Garda vetting vital for those in daily contact with children, Flanagan says

Minister at odds with bureau claiming some staff access to children ‘incidental’ to job

Minister for Justice  Charlie Flanagan: it has emerged employees at prominent State attractions who could have access to children and vulnerable people may not be vetted. Photograph: Tom Honan

Minister for Justice Charlie Flanagan: it has emerged employees at prominent State attractions who could have access to children and vulnerable people may not be vetted. Photograph: Tom Honan

 

The Minister for Justice has said any person who works on a daily basis in the presence of children should be Garda-vetted, following a row between the Department of Culture and An Garda Síochána.

It emerged last month that employees at prominent State attractions who could have access to children and vulnerable people may not be vetted after An Garda Síochána “clamped down” on processing applications for background checks.

Almost every recent application made by the Department of Culture to the Garda National Vetting Bureau has not been processed, correspondence revealed.

The department co-ordinates vetting for people employed by bodies including the National Library of Ireland, the National Concert Hall and the National Parks and Wildlife Service.

Charlie Flanagan is at odds with the Garda National Vetting Bureau which have said that certain employees do not need to be vetted because the presence of children is “incidental” to the job itself.

“I believe anybody who works on a daily basis in the presence of children and young people should be vetted, but I haven’t discussed this issue with Minister Madigan, ” the Minister told The Irish Times.

‘Minimum bureaucracy’

Mr Flanagan said said those who work around children on an ongoing basis should generally be subject to such vetting.

“What I am very keen to ensure is that those who require Garda vetting, of whom there are many thousands of people on a regular basis, can have their vetting done in a way that doesn’t result in a delay. And I’m pleased that there has been progress in that regard and I will continue to closely monitor that.
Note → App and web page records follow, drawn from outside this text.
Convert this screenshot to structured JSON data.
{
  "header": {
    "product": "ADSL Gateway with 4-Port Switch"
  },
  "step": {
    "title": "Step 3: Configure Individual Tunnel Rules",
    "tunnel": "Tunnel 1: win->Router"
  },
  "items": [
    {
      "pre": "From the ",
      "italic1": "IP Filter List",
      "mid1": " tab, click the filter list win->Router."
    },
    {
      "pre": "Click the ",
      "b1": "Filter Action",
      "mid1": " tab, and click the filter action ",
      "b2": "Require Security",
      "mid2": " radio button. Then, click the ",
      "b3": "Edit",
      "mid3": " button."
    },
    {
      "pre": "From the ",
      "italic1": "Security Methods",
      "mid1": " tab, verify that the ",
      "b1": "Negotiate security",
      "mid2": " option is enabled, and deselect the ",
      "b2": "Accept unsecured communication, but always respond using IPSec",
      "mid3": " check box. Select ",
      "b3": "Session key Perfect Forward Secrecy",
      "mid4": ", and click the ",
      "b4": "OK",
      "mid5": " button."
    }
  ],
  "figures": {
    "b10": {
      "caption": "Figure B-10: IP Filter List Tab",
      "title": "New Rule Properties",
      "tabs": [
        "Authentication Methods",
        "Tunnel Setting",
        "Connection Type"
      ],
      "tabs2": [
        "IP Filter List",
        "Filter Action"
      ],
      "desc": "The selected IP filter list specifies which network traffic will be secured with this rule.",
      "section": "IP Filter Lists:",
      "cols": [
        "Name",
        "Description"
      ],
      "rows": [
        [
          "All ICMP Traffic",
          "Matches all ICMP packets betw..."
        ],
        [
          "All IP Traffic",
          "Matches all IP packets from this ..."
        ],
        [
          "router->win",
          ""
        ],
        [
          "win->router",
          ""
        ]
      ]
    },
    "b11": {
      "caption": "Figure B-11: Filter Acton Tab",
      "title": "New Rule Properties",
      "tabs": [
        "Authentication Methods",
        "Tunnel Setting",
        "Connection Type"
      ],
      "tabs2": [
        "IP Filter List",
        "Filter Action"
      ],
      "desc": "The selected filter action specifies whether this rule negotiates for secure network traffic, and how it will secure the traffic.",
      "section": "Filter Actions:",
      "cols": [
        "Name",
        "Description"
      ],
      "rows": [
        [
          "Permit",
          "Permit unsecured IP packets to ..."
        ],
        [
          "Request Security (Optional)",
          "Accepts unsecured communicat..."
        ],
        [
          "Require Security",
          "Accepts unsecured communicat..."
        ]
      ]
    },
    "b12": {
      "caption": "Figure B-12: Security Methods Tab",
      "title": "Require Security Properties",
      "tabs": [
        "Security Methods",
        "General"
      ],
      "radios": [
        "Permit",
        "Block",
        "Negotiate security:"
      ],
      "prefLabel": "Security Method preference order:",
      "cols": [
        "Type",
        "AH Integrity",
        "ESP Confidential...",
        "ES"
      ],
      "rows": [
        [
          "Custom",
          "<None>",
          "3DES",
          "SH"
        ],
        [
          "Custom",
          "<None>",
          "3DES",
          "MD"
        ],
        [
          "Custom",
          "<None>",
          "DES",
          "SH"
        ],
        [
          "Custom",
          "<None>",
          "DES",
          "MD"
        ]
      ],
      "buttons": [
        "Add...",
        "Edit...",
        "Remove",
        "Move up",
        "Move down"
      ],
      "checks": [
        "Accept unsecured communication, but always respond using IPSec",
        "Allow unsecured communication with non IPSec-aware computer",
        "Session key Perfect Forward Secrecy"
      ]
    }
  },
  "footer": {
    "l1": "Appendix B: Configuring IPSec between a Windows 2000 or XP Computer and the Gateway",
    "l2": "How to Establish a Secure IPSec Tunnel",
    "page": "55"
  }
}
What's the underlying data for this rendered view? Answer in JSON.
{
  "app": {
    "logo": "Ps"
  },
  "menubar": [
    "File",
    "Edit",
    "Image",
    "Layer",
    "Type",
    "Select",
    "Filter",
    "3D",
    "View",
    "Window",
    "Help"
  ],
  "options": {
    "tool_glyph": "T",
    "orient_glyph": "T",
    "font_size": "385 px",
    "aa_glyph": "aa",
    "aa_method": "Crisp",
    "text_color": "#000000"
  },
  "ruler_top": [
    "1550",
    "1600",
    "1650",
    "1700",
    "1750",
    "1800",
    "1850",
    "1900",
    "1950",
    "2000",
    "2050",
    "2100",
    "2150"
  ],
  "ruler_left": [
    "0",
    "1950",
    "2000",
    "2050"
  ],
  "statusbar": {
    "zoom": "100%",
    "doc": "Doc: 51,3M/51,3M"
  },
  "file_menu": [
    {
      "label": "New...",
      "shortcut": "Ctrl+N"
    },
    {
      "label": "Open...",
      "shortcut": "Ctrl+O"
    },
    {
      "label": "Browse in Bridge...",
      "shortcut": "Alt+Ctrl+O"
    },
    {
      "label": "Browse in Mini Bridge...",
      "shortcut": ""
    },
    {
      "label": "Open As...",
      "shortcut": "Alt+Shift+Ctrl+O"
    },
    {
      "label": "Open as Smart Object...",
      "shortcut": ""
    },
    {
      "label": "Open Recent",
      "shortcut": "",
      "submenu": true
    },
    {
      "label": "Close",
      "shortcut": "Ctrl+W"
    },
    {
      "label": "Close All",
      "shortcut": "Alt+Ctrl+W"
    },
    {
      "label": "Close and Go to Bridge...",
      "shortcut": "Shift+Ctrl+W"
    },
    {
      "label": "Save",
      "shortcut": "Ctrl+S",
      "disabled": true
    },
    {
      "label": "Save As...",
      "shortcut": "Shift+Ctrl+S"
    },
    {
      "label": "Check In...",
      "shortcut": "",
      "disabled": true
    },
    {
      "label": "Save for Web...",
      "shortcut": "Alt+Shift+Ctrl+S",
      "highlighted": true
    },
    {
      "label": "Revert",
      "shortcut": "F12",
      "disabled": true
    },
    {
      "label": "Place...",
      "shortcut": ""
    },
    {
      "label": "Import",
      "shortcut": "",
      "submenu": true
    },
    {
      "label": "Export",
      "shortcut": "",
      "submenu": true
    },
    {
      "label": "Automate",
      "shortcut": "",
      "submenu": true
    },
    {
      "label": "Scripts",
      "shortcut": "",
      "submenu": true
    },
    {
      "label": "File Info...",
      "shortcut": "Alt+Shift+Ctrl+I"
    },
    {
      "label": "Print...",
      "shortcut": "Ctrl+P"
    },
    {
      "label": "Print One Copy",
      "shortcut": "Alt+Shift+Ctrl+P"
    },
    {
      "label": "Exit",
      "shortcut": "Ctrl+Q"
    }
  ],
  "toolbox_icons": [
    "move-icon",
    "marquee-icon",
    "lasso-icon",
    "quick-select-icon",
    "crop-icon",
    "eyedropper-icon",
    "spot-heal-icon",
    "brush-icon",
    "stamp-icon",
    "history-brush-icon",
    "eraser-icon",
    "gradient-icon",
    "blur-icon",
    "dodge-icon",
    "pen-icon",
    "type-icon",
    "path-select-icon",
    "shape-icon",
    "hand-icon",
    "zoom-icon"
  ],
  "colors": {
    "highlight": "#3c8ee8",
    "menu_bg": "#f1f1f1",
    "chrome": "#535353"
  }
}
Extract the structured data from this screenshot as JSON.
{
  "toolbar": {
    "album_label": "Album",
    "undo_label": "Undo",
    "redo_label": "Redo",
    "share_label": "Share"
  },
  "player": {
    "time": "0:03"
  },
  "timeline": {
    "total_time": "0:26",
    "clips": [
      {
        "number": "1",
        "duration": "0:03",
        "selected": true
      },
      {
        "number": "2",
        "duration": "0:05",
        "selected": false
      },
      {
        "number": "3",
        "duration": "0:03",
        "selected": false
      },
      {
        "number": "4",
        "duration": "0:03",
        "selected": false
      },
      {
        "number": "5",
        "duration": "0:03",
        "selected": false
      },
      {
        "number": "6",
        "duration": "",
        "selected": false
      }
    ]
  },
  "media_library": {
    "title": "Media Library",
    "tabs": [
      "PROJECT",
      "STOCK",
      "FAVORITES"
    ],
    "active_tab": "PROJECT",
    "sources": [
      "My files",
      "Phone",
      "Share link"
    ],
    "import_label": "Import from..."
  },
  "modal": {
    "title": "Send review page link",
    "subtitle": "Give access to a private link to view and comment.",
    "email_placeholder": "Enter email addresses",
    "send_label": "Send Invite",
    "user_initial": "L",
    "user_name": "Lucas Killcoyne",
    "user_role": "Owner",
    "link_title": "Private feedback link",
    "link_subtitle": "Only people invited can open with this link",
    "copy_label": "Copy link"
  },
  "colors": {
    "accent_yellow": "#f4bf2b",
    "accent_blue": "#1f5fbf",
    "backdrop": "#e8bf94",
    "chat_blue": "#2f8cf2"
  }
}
“The vetting unit has been given extra resources and staff and times have been reduced. I’m very conscious, for example, of perhaps nurses and people in the medical profession who may come back here from overseas, that they can have the minimum in terms of bureaucracy that is necessary.

“But it’s absolutely essential that we have a robust vetting regime and I acknowledge the work that the gardaí are doing in that regard.”

The vulnerable

In correspondence to the Department of Culture, the Garda National Vetting Bureau said “the institutions in question are places open to the public at large and each of the roles you mention would be working with everyone in attendance.

“This means that the presence of any children or vulnerable [people] . . . is deemed incidental to the presence of those whom are not children or vulnerable persons, meaning hat these are not roles which require vetting.”

The roles in question included visitor guides and gallery volunteers.

In correspondence, the Department of Culture said it had applied the “same logic” in seeking vetting for such roles since 2012. The department said it would appear that the bureau had “clamped down on the rationale being applied for all applications” pointing towards the “exponential growth in the number of applications being processed” since the advent of online applications for vetting.